Case for Power of Siberia 2 strengthens
There is an increasingly strong case to be made for Russia's development of the Power of Siberia 2 pipeline to China, in light of soaring international gas prices and efforts by the EU to eliminate the country's gas imports over the coming years. But the price of gas supplies through the pipeline is set to remain a sticking point in negotiations between Beijing and Moscow.
Even after steep reductions in supplies in recent months, Europe remains the largest market for Russian gas overseas. But the EU is striving to end Russian gas imports by 2027 in light of Moscow's invasion of Ukraine – assuming Gazprom does not turn off the tap much sooner in order to further destabilise the European energy market.
While Russia opened up the Asian market for its gas with the launch of the 11mn metric ton/year Sakhalin LNG plant in 2009, its efforts to reduce its heavy dependence on the European market began in earnest in 2014, after relations with the West collapsed following Moscow's annexation of Crimea. That year it signed a 30-year supply deal, valued at the time at $400bn, to send up to 38bn m3/year of gas to China via the first Power of Siberia pipeline, which reached completion in late 2019.
China and Russia have been in talks on constructing a second pipeline interconnection for years. A breakthrough of sorts occurred in 2019, when they agreed on routing the 50bn m3/yr pipeline through Mongolia, abandoning an earlier plan to run it into China directly through Russia's Altai region – an option Beijing appeared disinterested in.
The two sides have already completed a feasibility study, and speaking this week, Mongolian prime minister Oyun-Erdene Luvsannamsrai said he expected construction of the pipeline in his country to begin as soon as 2024, with first gas flow anticipated in 2030. However, first Russia and China must strike a supply deal to underpin the project.
"There is a strong case to be made for a Power of Siberia deal on both sides," senior oil analyst Ron Smith at BCS Global Markets, tells NGW. "Gazprom faces the loss of much of its European franchise, and this project is targeted at allowing West Siberian gas to be shipped to China – the same gas that currently goes to Europe."

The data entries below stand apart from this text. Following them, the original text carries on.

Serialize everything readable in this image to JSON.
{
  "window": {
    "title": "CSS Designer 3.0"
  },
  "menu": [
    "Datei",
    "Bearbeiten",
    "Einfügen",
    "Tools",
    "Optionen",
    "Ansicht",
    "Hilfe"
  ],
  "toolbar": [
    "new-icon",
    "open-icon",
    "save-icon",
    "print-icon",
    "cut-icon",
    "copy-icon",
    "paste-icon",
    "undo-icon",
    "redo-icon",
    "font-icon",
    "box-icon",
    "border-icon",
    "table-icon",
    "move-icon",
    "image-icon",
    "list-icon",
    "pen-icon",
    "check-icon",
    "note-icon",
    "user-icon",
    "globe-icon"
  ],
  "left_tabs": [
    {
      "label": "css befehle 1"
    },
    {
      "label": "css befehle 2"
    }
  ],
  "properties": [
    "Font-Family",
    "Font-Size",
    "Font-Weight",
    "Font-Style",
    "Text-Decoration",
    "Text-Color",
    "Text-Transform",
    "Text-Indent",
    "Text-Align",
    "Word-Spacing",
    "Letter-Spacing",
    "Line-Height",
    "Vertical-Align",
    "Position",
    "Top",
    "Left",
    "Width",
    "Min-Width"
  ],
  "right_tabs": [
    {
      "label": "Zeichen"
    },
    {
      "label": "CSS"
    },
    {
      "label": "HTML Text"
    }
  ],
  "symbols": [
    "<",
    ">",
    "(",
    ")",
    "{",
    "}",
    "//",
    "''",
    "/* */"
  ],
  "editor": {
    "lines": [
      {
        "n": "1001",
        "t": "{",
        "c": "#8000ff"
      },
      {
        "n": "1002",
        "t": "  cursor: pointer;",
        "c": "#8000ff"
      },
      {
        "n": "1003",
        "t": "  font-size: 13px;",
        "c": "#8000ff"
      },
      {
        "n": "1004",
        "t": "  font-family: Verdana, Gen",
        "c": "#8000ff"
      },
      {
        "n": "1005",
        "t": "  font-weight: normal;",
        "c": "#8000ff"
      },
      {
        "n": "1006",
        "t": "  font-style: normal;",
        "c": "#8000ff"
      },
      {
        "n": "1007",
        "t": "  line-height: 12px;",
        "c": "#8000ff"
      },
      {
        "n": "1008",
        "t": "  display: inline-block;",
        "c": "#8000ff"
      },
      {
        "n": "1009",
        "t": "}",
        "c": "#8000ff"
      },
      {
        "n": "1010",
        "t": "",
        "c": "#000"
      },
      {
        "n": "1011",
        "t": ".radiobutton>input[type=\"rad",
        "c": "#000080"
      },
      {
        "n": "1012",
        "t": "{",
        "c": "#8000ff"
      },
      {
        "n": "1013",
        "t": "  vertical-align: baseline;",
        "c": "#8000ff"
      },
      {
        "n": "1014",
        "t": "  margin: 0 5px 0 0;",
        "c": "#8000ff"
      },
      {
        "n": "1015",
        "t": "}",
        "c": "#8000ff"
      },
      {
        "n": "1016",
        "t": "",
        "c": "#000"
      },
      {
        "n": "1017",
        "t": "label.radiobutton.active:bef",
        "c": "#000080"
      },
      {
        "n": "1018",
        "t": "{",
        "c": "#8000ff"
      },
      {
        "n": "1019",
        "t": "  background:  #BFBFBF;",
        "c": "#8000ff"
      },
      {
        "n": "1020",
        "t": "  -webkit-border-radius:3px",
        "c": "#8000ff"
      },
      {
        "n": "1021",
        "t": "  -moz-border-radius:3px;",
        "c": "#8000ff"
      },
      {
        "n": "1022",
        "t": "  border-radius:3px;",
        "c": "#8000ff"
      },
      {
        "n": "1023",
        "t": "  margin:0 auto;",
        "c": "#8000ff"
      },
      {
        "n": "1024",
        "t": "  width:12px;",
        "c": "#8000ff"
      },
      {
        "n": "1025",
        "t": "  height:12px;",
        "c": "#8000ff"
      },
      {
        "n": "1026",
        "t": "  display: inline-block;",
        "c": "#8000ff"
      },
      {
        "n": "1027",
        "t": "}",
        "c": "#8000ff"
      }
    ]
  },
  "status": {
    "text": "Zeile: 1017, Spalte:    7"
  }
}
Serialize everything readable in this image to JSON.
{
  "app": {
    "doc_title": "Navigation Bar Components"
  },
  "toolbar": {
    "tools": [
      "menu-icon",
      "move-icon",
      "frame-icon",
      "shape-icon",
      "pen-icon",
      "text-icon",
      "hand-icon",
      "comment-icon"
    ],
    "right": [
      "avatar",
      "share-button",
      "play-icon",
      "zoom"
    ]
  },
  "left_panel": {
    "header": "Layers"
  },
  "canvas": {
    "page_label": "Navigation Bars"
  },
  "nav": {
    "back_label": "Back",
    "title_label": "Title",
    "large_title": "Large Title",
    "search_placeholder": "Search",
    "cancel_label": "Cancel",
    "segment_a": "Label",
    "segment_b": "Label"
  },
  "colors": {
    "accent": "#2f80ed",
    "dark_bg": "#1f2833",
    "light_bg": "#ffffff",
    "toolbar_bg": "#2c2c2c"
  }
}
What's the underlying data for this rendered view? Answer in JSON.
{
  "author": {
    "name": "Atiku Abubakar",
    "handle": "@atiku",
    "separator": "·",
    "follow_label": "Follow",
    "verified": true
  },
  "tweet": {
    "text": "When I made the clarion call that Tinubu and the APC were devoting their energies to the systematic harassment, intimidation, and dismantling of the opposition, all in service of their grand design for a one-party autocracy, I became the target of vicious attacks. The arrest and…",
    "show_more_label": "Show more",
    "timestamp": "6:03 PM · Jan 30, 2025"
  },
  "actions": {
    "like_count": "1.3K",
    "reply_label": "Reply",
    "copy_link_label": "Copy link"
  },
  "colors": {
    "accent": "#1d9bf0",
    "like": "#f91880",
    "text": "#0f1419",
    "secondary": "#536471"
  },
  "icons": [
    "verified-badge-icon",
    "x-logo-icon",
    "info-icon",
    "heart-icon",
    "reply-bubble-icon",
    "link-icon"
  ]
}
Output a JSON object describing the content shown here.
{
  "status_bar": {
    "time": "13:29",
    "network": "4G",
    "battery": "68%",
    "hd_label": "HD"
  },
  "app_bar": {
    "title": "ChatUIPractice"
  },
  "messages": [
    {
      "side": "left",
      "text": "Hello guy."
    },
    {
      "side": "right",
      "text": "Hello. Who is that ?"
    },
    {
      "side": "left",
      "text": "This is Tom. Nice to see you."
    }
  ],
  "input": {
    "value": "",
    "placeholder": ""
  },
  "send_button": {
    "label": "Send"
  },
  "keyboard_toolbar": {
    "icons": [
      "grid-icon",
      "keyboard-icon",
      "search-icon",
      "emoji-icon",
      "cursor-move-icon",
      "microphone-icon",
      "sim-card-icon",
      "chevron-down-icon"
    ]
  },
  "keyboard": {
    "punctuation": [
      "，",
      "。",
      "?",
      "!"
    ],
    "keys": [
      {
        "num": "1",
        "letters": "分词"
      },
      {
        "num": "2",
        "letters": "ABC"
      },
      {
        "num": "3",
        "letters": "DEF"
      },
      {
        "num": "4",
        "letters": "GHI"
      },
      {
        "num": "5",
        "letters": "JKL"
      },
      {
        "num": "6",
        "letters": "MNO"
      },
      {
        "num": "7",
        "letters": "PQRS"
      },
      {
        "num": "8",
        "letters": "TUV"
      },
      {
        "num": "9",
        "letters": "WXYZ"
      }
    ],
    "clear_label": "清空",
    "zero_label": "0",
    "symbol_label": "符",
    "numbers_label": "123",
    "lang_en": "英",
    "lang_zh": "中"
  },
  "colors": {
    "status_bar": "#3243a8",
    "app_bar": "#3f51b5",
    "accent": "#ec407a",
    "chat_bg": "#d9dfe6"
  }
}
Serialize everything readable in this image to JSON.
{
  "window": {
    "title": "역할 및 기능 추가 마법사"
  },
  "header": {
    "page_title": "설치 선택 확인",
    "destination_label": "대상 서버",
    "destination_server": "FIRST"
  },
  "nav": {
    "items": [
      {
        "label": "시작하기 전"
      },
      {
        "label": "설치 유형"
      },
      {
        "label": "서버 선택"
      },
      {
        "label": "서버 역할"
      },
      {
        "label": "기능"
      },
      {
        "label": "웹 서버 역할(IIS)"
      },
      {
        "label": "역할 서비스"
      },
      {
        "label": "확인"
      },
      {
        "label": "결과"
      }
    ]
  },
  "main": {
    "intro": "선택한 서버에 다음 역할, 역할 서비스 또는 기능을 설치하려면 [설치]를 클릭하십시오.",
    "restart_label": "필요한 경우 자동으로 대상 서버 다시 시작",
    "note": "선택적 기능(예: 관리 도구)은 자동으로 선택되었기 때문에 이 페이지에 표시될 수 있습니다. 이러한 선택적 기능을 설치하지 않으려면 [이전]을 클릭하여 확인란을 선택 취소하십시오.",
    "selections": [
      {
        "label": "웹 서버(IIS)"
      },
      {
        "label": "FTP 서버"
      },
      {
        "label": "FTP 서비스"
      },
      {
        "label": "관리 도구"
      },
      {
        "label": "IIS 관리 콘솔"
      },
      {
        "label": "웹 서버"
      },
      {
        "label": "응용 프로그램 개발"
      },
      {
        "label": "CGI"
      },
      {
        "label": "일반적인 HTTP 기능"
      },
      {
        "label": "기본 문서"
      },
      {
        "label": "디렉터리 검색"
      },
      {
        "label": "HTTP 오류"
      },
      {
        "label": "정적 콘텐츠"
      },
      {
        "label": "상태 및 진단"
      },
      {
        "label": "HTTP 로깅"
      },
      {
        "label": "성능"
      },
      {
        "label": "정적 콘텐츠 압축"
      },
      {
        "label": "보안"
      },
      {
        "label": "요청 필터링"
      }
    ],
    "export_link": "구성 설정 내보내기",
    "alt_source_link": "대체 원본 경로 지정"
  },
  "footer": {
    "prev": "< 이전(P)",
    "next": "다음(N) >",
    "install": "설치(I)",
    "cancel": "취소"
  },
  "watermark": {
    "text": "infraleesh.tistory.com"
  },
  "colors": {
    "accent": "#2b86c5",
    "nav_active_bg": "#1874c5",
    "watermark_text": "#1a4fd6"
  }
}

"This strategic flexibility and diversification would have been valuable to Gazprom before the Ukraine crisis – it would be doubly so now," he says.
From China's point of view, the pipeline would help reduce the country's over-dependence on LNG, and as its demand grows, the project will provide risk diversification regarding source country, source fields and transit country. However, it will nevertheless prove a challenge for the two sides to agree on a gas price. This is what held back negotiations on the 2014 supply deal, which dragged on for over a decade.
"The biggest issue is one of price – this line has long made sense on paper, but the two sides have never been able to agree on price," Smith says. "In this situation, Russia is likely to demand too high a price, based on current spot markets, and China is likely to demand too low a price, looking at the difficult position Gazprom is in vis-a-vis its European exports., and thus they may never agree."
Smith notes that the best time to negotiate a new long-term contract is when spot prices are around the mid-cycle level, as it makes it easier for both sides to see eye to eye. But today, those prices are at heights previously not thought possible.
Meanwhile, Russia also clinched a deal weeks before the war in Ukraine began to sell 10bn m3/yr to China via a proposed Far Easte route. But limited progress has been reported on this project since then.